Blur last played in Perth at Metro City way back in 1997, and it’s a night that I’ll never forget. It was the last show of their Australian tour supporting the Blur album, and they just kept on playing. The lengthy seven-song encore was great for the (real) fans, however much of the the crowd was only there to hear Song 2, the final song of the night. By the end, the impatience level reached a point where I was happy to get out without being trampled in a drunken riot. Fast forward 18 years later, and we’re all a lot older – as Damon Albarn himself described the gap, “just a generation or something like that”.
I was a big fan of both Blur and Oasis in my early twenties, and although I still love the work of Noel Gallagher, it’s the songs of Blur that have meant more to me as I’ve grown older and they’ve dislodged Pink Floyd and Radiohead as the band I listen to the most today. Their new album, The Magic Whip, was a fantastic surprise, and fits in perfectly with rest of their work – mercifully, it’s not the sound of an act doing it for the money.
With eager anticipation I watched Blur’s headlining set at last weekend’s Splendour in the Grass, and was a little disappointed to see what looked like a band going through the motions. Thankfully, Thursday’s show at Perth Arena couldn’t have been further from it – it was, quite simply, a stunning performance.
Right from the start, it was clear that Damon was going to be as animated as ever, playing with stolen hats and confiscated umbrellas and even knocking Alex James over at one point. He continually bounded around the stage and made several trips into and on top of the crowd. Damon’s security and stage crew must hate his use of a corded microphone, they did a great job of not tripping him up or garroting anyone when it had to be carried over the crowd like a washing line.
There were no flashy stage sets or video screens to be seen, just a simple backdrop which didn’t really need to be there. How skilled the members of Blur are as individual musicians – and how tight they are as a band – was clearly evident in this flawless performance. They seemed to enjoy being on stage, which was great to see. After all, it’s not as if they need
Damon’s showmanship aside, Graham Coxon captivated the crowd with his guitar work, moving between chaos and control with ultimate precision. Alex strutted around as cool as ever (although no cigarette) and Dave Rowntree on the drums – wow. I’d never really appreciated how much of a machine he is, playing with pinpoint accuracy but also frenetic when required, like at the end of Trimm Trabb (which was followed by My Terracotta Heart, presumably to give him a few minutes to recover).
The set list drew mostly from The Magic Whip and Parklife, with each of Blur’s other albums also represented.
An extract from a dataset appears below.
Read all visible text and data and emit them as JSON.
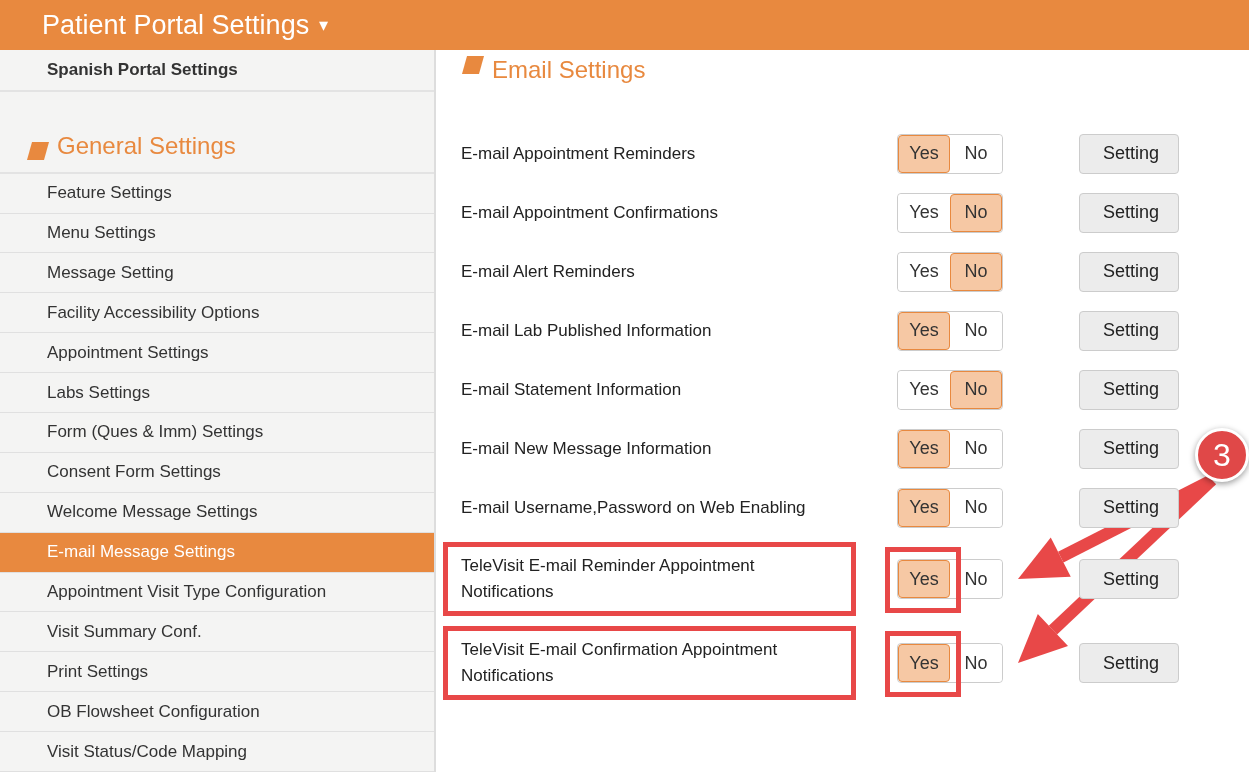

I was a little sad that the Modern life is Rubbish era was largely ignored, but was thrilled when they dropped For Tomorrow in the encore for one of the biggest singalongs of the night. I do wonder why they picked Stereotypes to start the encores, it’s a rather odd choice.
My personal highlights were This is a Low (my favourite Blur song) and Thought I Was A Spaceman / Trimm Trabb, which ended with Damon screaming at the top of his lungs. Disturbing, amazing stuff. The typically sedate Perth crowd obviously enjoyed the show, although Damon had to threaten not to play Song 2
unless everyone stood up. I was hoping they wouldn’t if I stayed seated, but no such luck – I’d rather they played Popscene instead, but obviously I’m in the minority there.
I’m struggling not to declare this the best concert I’ve ever been to, as it’s hard to dislodge Radiohead at the Entertainment Centre in 1998, just three months after the last Blur show. It’s close, though.
Magic Whip? Pure magic, more like. I just hope I’m not pushing 60 before I see them in concert again.
Setlist: Go Out / There’s No Other Way / Lonesome Street / Badhead / Ghost Ship / Coffee & TV / Out of Time / Beetlebum / Thought I Was a Spaceman / Trimm Trabb / My Terracotta Heart / Tender / Trouble in the Message Centre / Parklife / Ong Ong / Song 2 / Pyongyang / To the End / This is a Low / (encores) Stereotypes / For Tomorrow / Boys and Girls / The Universal